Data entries
----

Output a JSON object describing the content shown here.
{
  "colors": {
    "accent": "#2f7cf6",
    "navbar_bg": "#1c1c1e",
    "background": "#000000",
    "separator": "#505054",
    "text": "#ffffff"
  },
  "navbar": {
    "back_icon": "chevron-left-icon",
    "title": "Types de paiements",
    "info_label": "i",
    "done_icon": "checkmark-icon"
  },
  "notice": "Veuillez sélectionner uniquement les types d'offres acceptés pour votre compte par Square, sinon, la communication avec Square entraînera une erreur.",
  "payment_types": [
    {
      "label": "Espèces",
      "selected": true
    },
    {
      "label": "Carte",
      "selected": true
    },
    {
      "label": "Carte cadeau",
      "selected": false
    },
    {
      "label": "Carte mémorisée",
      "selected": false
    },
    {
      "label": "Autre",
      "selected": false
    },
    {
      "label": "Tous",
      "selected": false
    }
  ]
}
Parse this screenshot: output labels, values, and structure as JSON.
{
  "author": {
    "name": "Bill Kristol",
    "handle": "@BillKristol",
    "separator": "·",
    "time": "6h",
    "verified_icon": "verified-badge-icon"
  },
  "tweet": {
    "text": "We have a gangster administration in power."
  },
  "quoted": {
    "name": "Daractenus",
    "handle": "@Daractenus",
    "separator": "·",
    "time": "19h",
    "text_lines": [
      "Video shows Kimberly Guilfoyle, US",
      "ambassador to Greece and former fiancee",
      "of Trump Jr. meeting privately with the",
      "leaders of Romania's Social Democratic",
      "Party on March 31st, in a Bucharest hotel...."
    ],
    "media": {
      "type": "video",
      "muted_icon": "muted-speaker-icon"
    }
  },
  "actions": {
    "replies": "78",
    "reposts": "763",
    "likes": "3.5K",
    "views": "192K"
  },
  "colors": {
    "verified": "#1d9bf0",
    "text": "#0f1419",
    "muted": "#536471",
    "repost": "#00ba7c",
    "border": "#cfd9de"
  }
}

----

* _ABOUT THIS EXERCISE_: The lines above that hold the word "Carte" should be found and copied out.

* _TASK RESULT_:
      "label": "Carte",
      "label": "Carte cadeau",
      "label": "Carte mémorisée",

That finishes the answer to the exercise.